Access the latest quantum technology

Quantum technology in Bristol and bath - find out more about how you can access the commercialisation of quantum technology for sensing and security

Thursday, May 23, 2019

Superconductivity moves towards room temperature

By Nick Flaherty www.flaherty.co.uk

Researchers in the US have shown superconductivity at the highest temperatures ever recorded.

The team at the Argonne National Laboratory found a material with superconductivity at temperatures of about -23 degrees Centigrade, a jump of about 50 degrees compared to the previous confirmed record.

Though the superconductivity happened under extremely high pressure, the result still represents a big step toward creating superconductivity at room temperature--the ultimate goal for scientists to be able to use this phenomenon for advanced technologies. 

Just as a copper wire conducts electricity better than a rubber tube, certain kinds of materials are better at becoming superconductive, a state defined by two main properties: The material offers zero resistance to electrical current and cannot be penetrated by magnetic fields. The potential uses for this are as vast as they are exciting: electrical wires without diminishing currents, extremely fast supercomputers and efficient magnetic levitation trains.

Recent theoretical predictions have shown that a new class of materials of superconducting hydrides could pave the way for higher-temperature superconductivity. Researchers at the Max Planck Institute for Chemistry in Germany teamed up with University of Chicago researchers to create one of these materials, called lanthanum superhydrides, test its superconductivity, and determine its structure and composition.

The only catch was that the material needed to be placed under extremely high pressure--between 150 and 170 gigapascals, more than one and a half million times the pressure at sea level. Only under these high-pressure conditions did the material--a tiny sample only a few microns across--exhibit superconductivity at the new record temperature.

The material showed three of the four characteristics needed to prove superconductivity: It dropped its electrical resistance, decreased its critical temperature under an external magnetic field and showed a temperature change when some elements were replaced with different isotopes. The fourth characteristic, called the Meissner effect, in which the material expels any magnetic field, was not detected. That's because the material is so small that this effect could not be observed, researchers said.

They used the Advanced Photon Source at Argonne National Laboratory, which provides ultra-bright, high-energy X-ray beams that have enabled breakthroughs in everything from better batteries to understanding the Earth's deep interior, to analyze the material. In the experiment, researchers within University of Chicago's Center for Advanced Radiation Sources squeezed a tiny sample of the material between two tiny diamonds to exert the pressure needed, then used the beamline's X-rays to probe its structure and composition.

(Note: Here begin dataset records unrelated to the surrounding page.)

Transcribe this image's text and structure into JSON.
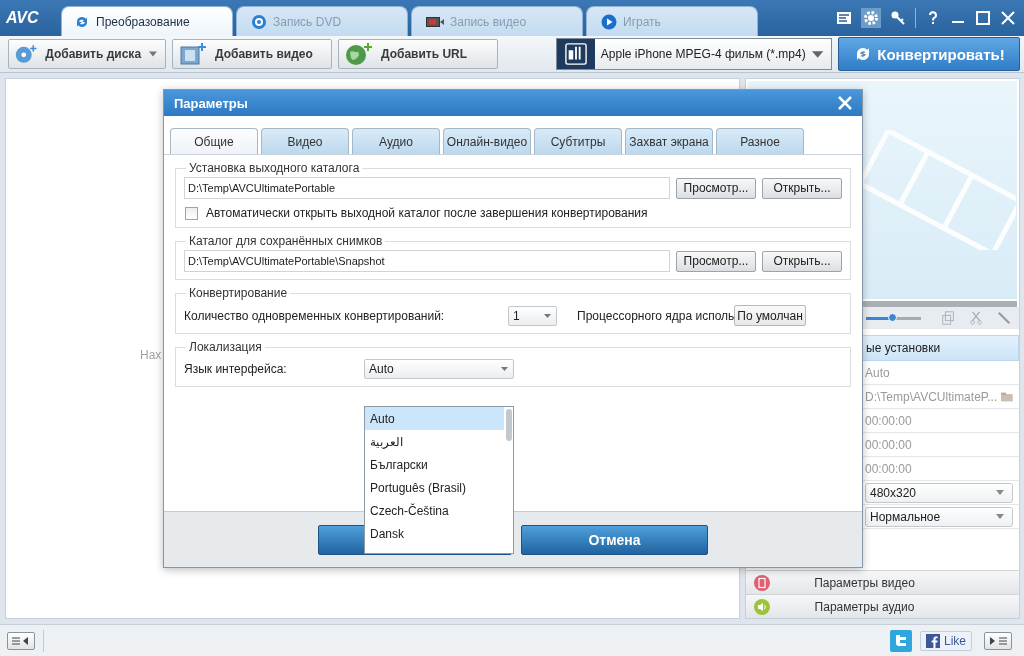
{
  "app": {
    "logo": "AVC"
  },
  "tabs": [
    {
      "label": "Преобразование",
      "selected": true
    },
    {
      "label": "Запись DVD",
      "selected": false
    },
    {
      "label": "Запись видео",
      "selected": false
    },
    {
      "label": "Играть",
      "selected": false
    }
  ],
  "toolbar": {
    "buttons": [
      {
        "label": "Добавить диска",
        "dropdown": true
      },
      {
        "label": "Добавить видео",
        "dropdown": false
      },
      {
        "label": "Добавить URL",
        "dropdown": false
      }
    ],
    "profile": "Apple iPhone MPEG-4 фильм (*.mp4)",
    "convert": "Конвертировать!"
  },
  "main": {
    "hint": "Нах"
  },
  "side_panel": {
    "zoom_slider": {
      "level": 0.5
    },
    "header": "ые установки",
    "rows": [
      {
        "kind": "text",
        "value": "Auto"
      },
      {
        "kind": "path",
        "value": "D:\\Temp\\AVCUltimateP..."
      },
      {
        "kind": "text",
        "value": "00:00:00"
      },
      {
        "kind": "text",
        "value": "00:00:00"
      },
      {
        "kind": "text",
        "value": "00:00:00"
      },
      {
        "kind": "select",
        "value": "480x320"
      },
      {
        "kind": "select",
        "value": "Нормальное"
      }
    ],
    "sections": [
      {
        "kind": "video",
        "label": "Параметры видео"
      },
      {
        "kind": "audio",
        "label": "Параметры аудио"
      }
    ]
  },
  "dialog": {
    "title": "Параметры",
    "tabs": [
      {
        "label": "Общие",
        "selected": true
      },
      {
        "label": "Видео",
        "selected": false
      },
      {
        "label": "Аудио",
        "selected": false
      },
      {
        "label": "Онлайн-видео",
        "selected": false
      },
      {
        "label": "Субтитры",
        "selected": false
      },
      {
        "label": "Захват экрана",
        "selected": false
      },
      {
        "label": "Разное",
        "selected": false
      }
    ],
    "output": {
      "legend": "Установка выходного каталога",
      "path": "D:\\Temp\\AVCUltimatePortable",
      "browse": "Просмотр...",
      "open": "Открыть...",
      "auto_open": {
        "label": "Автоматически открыть выходной каталог после завершения конвертирования",
        "checked": false
      }
    },
    "snapshots": {
      "legend": "Каталог для сохранённых снимков",
      "path": "D:\\Temp\\AVCUltimatePortable\\Snapshot",
      "browse": "Просмотр...",
      "open": "Открыть..."
    },
    "conversion": {
      "legend": "Конвертирование",
      "count_label": "Количество одновременных конвертирований:",
      "count_value": "1",
      "cores_label": "Процессорного ядра исполь",
      "cores_value": "По умолчан"
    },
    "localization": {
      "legend": "Локализация",
      "language_label": "Язык интерфейса:",
      "language_value": "Auto",
      "options": [
        {
          "label": "Auto",
          "selected": true
        },
        {
          "label": "العربية",
          "selected": false
        },
        {
          "label": "Български",
          "selected": false
        },
        {
          "label": "Português (Brasil)",
          "selected": false
        },
        {
          "label": "Czech-Čeština",
          "selected": false
        },
        {
          "label": "Dansk",
          "selected": false
        }
      ]
    },
    "cancel": "Отмена"
  },
  "status_bar": {
    "like": "Like"
  }
}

Because the temperatures used to conduct the experiment is within the normal range of many places in the world, that makes the ultimate goal of room temperature--or at least 0 degrees Celsius--seem within reach.

No comments: